_Exercise details_
Scan the records for lines holding "长沙市妇幼保健院". Say how many there are and give nothing else.

_Data records for software interfaces_
/---
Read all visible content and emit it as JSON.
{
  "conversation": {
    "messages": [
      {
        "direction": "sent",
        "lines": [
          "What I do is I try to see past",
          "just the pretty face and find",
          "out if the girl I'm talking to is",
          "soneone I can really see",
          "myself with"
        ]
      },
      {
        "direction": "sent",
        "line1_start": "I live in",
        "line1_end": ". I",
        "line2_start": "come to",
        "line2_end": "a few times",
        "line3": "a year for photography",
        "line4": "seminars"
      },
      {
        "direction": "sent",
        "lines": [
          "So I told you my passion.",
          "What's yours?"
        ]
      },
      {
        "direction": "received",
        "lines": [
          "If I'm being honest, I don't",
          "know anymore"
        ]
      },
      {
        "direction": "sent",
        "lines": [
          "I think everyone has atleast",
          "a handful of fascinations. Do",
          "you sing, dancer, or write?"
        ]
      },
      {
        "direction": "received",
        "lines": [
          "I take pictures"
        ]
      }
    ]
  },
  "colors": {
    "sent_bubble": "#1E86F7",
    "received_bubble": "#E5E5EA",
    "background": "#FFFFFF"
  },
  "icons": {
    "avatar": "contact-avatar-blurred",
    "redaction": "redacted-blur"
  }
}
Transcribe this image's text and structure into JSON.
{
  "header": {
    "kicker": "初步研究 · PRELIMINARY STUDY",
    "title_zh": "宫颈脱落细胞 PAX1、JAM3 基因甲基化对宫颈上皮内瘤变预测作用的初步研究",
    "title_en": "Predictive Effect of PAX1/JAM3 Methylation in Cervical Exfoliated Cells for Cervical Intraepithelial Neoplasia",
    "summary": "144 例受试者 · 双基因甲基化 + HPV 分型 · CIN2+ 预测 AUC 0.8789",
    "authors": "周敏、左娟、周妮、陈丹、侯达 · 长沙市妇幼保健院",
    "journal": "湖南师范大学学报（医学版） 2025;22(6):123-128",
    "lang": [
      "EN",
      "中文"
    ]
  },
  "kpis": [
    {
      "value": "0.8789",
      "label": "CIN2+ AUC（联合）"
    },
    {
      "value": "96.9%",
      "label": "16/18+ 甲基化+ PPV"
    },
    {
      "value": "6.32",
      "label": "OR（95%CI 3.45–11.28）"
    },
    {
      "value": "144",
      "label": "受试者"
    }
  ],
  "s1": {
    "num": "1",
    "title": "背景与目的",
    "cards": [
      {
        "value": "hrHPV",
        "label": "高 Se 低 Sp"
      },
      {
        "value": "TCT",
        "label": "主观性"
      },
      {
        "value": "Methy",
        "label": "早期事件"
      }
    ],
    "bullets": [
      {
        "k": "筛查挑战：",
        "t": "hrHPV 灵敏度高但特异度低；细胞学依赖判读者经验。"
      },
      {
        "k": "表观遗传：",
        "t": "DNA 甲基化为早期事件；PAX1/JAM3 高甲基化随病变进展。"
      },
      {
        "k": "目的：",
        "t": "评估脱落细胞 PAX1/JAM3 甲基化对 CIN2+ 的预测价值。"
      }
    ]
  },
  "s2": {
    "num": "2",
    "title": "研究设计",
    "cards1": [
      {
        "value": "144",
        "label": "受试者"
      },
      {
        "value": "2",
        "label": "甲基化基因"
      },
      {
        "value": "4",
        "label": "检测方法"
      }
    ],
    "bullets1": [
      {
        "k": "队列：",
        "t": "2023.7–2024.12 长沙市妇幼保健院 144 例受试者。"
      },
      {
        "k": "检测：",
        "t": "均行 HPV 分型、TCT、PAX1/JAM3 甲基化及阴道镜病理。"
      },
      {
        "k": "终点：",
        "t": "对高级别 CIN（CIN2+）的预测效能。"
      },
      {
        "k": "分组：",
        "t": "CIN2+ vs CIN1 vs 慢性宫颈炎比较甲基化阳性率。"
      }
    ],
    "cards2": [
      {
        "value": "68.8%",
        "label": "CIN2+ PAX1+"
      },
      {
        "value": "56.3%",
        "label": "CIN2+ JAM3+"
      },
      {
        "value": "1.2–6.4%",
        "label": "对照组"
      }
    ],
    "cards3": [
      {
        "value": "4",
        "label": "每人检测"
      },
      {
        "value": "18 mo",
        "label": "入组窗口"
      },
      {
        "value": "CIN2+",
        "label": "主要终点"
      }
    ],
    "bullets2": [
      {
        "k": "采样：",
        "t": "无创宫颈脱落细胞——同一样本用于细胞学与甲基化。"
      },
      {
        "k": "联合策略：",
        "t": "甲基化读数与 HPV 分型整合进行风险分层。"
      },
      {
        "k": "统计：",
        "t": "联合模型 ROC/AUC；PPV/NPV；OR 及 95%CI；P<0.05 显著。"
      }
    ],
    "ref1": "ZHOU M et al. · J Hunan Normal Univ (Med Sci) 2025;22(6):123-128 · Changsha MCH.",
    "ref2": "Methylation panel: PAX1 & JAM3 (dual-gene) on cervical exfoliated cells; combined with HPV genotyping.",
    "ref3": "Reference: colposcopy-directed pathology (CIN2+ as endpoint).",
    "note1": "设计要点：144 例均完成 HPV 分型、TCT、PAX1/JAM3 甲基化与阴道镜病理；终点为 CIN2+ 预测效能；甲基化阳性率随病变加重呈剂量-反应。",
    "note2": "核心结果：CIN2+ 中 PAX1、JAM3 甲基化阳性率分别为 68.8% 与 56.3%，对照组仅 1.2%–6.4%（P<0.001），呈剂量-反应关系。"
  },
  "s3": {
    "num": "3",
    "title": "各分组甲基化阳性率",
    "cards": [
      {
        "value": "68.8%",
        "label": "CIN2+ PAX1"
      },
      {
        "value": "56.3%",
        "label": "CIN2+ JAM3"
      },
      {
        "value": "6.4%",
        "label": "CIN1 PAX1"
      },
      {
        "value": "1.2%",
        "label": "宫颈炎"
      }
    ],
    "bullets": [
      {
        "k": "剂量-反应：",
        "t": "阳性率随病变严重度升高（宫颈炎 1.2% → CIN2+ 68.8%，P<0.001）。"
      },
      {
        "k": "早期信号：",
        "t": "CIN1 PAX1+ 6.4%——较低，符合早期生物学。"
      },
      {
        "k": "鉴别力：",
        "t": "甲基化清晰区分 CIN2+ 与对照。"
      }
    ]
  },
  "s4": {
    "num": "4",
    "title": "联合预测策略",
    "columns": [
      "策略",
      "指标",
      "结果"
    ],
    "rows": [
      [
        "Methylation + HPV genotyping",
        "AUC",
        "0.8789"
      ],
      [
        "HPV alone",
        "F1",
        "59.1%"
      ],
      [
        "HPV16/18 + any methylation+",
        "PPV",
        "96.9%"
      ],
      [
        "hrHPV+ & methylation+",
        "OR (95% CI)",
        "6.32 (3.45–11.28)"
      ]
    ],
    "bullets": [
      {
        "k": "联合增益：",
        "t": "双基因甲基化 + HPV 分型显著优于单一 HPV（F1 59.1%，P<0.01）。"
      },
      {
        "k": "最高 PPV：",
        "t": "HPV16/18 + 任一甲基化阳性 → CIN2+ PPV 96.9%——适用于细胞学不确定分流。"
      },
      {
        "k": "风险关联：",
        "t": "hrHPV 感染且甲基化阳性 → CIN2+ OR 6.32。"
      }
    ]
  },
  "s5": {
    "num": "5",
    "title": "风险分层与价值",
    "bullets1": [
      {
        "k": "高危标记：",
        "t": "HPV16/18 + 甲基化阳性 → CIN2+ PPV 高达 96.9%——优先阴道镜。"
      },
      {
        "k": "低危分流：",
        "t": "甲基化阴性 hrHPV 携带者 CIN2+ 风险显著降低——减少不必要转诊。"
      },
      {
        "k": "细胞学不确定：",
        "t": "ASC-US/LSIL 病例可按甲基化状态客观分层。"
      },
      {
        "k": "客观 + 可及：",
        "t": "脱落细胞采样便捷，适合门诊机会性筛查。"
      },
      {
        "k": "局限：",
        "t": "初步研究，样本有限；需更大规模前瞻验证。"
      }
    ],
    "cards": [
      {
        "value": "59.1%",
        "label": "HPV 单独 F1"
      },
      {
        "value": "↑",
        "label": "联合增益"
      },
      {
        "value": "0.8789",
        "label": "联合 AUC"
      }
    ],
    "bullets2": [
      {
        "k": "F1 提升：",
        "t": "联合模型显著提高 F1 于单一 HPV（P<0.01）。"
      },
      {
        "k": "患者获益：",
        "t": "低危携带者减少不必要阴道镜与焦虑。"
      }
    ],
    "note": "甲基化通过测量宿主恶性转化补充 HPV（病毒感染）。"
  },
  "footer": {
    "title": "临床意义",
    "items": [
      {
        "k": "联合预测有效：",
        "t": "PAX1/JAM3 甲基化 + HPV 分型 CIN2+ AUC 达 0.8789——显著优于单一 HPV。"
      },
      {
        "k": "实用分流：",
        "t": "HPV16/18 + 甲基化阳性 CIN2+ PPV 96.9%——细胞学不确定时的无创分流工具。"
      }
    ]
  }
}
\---
_Response to this task_
2